ASSIGNMENT:
All pictures are to be excluded when the data below is output verbatim.

++++ SUPPLIED MATERIAL

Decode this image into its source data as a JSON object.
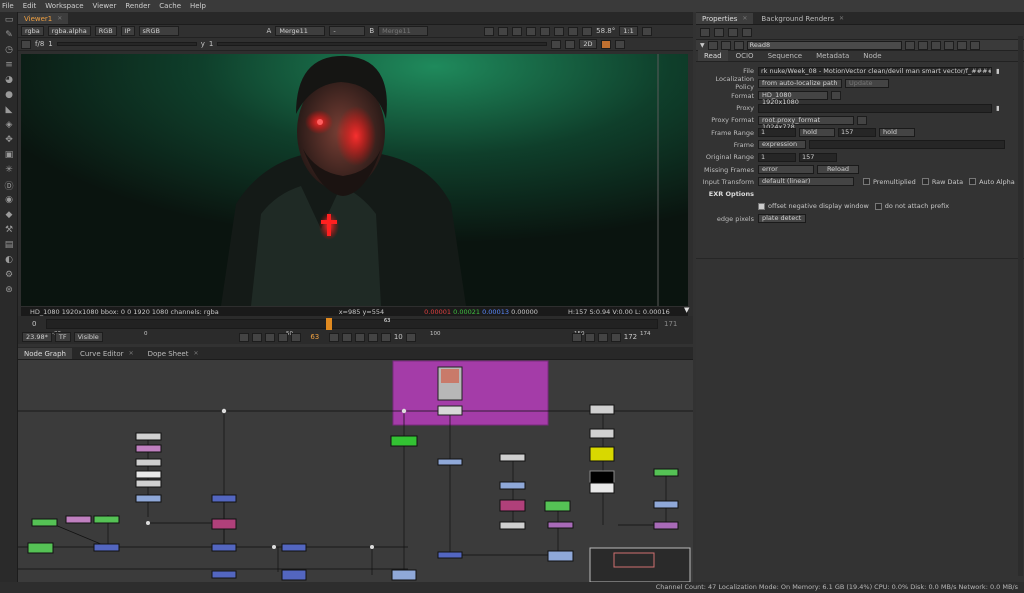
{
  "menubar": {
    "items": [
      "File",
      "Edit",
      "Workspace",
      "Viewer",
      "Render",
      "Cache",
      "Help"
    ]
  },
  "viewer": {
    "tab_label": "Viewer1",
    "channels": "rgba",
    "alpha_channel": "rgba.alpha",
    "display": "RGB",
    "ip_label": "IP",
    "colorspace": "sRGB",
    "input_a_label": "A",
    "input_a_value": "Merge11",
    "compare_value": "-",
    "input_b_label": "B",
    "input_b_value": "Merge11",
    "gain_label": "f/8",
    "gain_value": "1",
    "gamma_label": "y",
    "gamma_value": "1",
    "zoom": "58.8°",
    "proxy": "1:1",
    "view_mode": "2D",
    "info": {
      "format": "HD_1080 1920x1080",
      "bbox": "bbox: 0 0 1920 1080 channels: rgba",
      "coords": "x=985 y=554",
      "r": "0.00001",
      "g": "0.00021",
      "b": "0.00013",
      "a": "0.00000",
      "hsl": "H:157 S:0.94 V:0.00  L: 0.00016"
    }
  },
  "timeline": {
    "start": "0",
    "ticks": [
      "-33",
      "0",
      "50",
      "100",
      "150",
      "174"
    ],
    "end": "171",
    "current_frame_marker": "63",
    "fps": "23.98*",
    "tf": "TF",
    "visible": "Visible",
    "frame": "63",
    "increment": "10",
    "last_frame": "172",
    "current_frame_fraction": 0.46
  },
  "nodegraph": {
    "tabs": [
      "Node Graph",
      "Curve Editor",
      "Dope Sheet"
    ]
  },
  "properties": {
    "tabs": [
      "Properties",
      "Background Renders"
    ],
    "node_name": "Read8",
    "subtabs": [
      "Read",
      "OCIO",
      "Sequence",
      "Metadata",
      "Node"
    ],
    "file_label": "File",
    "file_value": "rk nuke/Week_08 - MotionVector clean/devil man smart vector/f_####.exr",
    "localization_label": "Localization Policy",
    "localization_value": "from auto-localize path",
    "update_label": "Update",
    "format_label": "Format",
    "format_value": "HD_1080 1920x1080",
    "proxy_label": "Proxy",
    "proxy_format_label": "Proxy Format",
    "proxy_format_value": "root.proxy_format 1024x778",
    "frame_range_label": "Frame Range",
    "frame_range_start": "1",
    "frame_range_before": "hold",
    "frame_range_end": "157",
    "frame_range_after": "hold",
    "frame_label": "Frame",
    "frame_mode": "expression",
    "original_range_label": "Original Range",
    "original_start": "1",
    "original_end": "157",
    "missing_frames_label": "Missing Frames",
    "missing_frames_value": "error",
    "reload_label": "Reload",
    "input_transform_label": "Input Transform",
    "input_transform_value": "default (linear)",
    "premultiplied_label": "Premultiplied",
    "raw_data_label": "Raw Data",
    "auto_alpha_label": "Auto Alpha",
    "exr_options_label": "EXR Options",
    "offset_label": "offset negative display window",
    "do_not_attach_label": "do not attach prefix",
    "edge_pixels_label": "edge pixels",
    "edge_pixels_value": "plate detect"
  },
  "status_bar": "Channel Count: 47  Localization Mode: On  Memory: 6.1 GB (19.4%)  CPU: 0.0%  Disk: 0.0 MB/s  Network: 0.0 MB/s",
  "colors": {
    "accent": "#f0a040",
    "backdrop": "#a43ca8",
    "node_blue": "#5366c0",
    "node_green": "#38b838"
  }
}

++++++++

ANSWER TO THIS TASK:
Decode this image into its source data as a JSON object.
{
  "menubar": {
    "items": [
      "File",
      "Edit",
      "Workspace",
      "Viewer",
      "Render",
      "Cache",
      "Help"
    ]
  },
  "viewer": {
    "tab_label": "Viewer1",
    "channels": "rgba",
    "alpha_channel": "rgba.alpha",
    "display": "RGB",
    "ip_label": "IP",
    "colorspace": "sRGB",
    "input_a_label": "A",
    "input_a_value": "Merge11",
    "compare_value": "-",
    "input_b_label": "B",
    "input_b_value": "Merge11",
    "gain_label": "f/8",
    "gain_value": "1",
    "gamma_label": "y",
    "gamma_value": "1",
    "zoom": "58.8°",
    "proxy": "1:1",
    "view_mode": "2D",
    "info": {
      "format": "HD_1080 1920x1080",
      "bbox": "bbox: 0 0 1920 1080 channels: rgba",
      "coords": "x=985 y=554",
      "r": "0.00001",
      "g": "0.00021",
      "b": "0.00013",
      "a": "0.00000",
      "hsl": "H:157 S:0.94 V:0.00  L: 0.00016"
    }
  },
  "timeline": {
    "start": "0",
    "ticks": [
      "-33",
      "0",
      "50",
      "100",
      "150",
      "174"
    ],
    "end": "171",
    "current_frame_marker": "63",
    "fps": "23.98*",
    "tf": "TF",
    "visible": "Visible",
    "frame": "63",
    "increment": "10",
    "last_frame": "172",
    "current_frame_fraction": 0.46
  },
  "nodegraph": {
    "tabs": [
      "Node Graph",
      "Curve Editor",
      "Dope Sheet"
    ]
  },
  "properties": {
    "tabs": [
      "Properties",
      "Background Renders"
    ],
    "node_name": "Read8",
    "subtabs": [
      "Read",
      "OCIO",
      "Sequence",
      "Metadata",
      "Node"
    ],
    "file_label": "File",
    "file_value": "rk nuke/Week_08 - MotionVector clean/devil man smart vector/f_####.exr",
    "localization_label": "Localization Policy",
    "localization_value": "from auto-localize path",
    "update_label": "Update",
    "format_label": "Format",
    "format_value": "HD_1080 1920x1080",
    "proxy_label": "Proxy",
    "proxy_format_label": "Proxy Format",
    "proxy_format_value": "root.proxy_format 1024x778",
    "frame_range_label": "Frame Range",
    "frame_range_start": "1",
    "frame_range_before": "hold",
    "frame_range_end": "157",
    "frame_range_after": "hold",
    "frame_label": "Frame",
    "frame_mode": "expression",
    "original_range_label": "Original Range",
    "original_start": "1",
    "original_end": "157",
    "missing_frames_label": "Missing Frames",
    "missing_frames_value": "error",
    "reload_label": "Reload",
    "input_transform_label": "Input Transform",
    "input_transform_value": "default (linear)",
    "premultiplied_label": "Premultiplied",
    "raw_data_label": "Raw Data",
    "auto_alpha_label": "Auto Alpha",
    "exr_options_label": "EXR Options",
    "offset_label": "offset negative display window",
    "do_not_attach_label": "do not attach prefix",
    "edge_pixels_label": "edge pixels",
    "edge_pixels_value": "plate detect"
  },
  "status_bar": "Channel Count: 47  Localization Mode: On  Memory: 6.1 GB (19.4%)  CPU: 0.0%  Disk: 0.0 MB/s  Network: 0.0 MB/s",
  "colors": {
    "accent": "#f0a040",
    "backdrop": "#a43ca8",
    "node_blue": "#5366c0",
    "node_green": "#38b838"
  }
}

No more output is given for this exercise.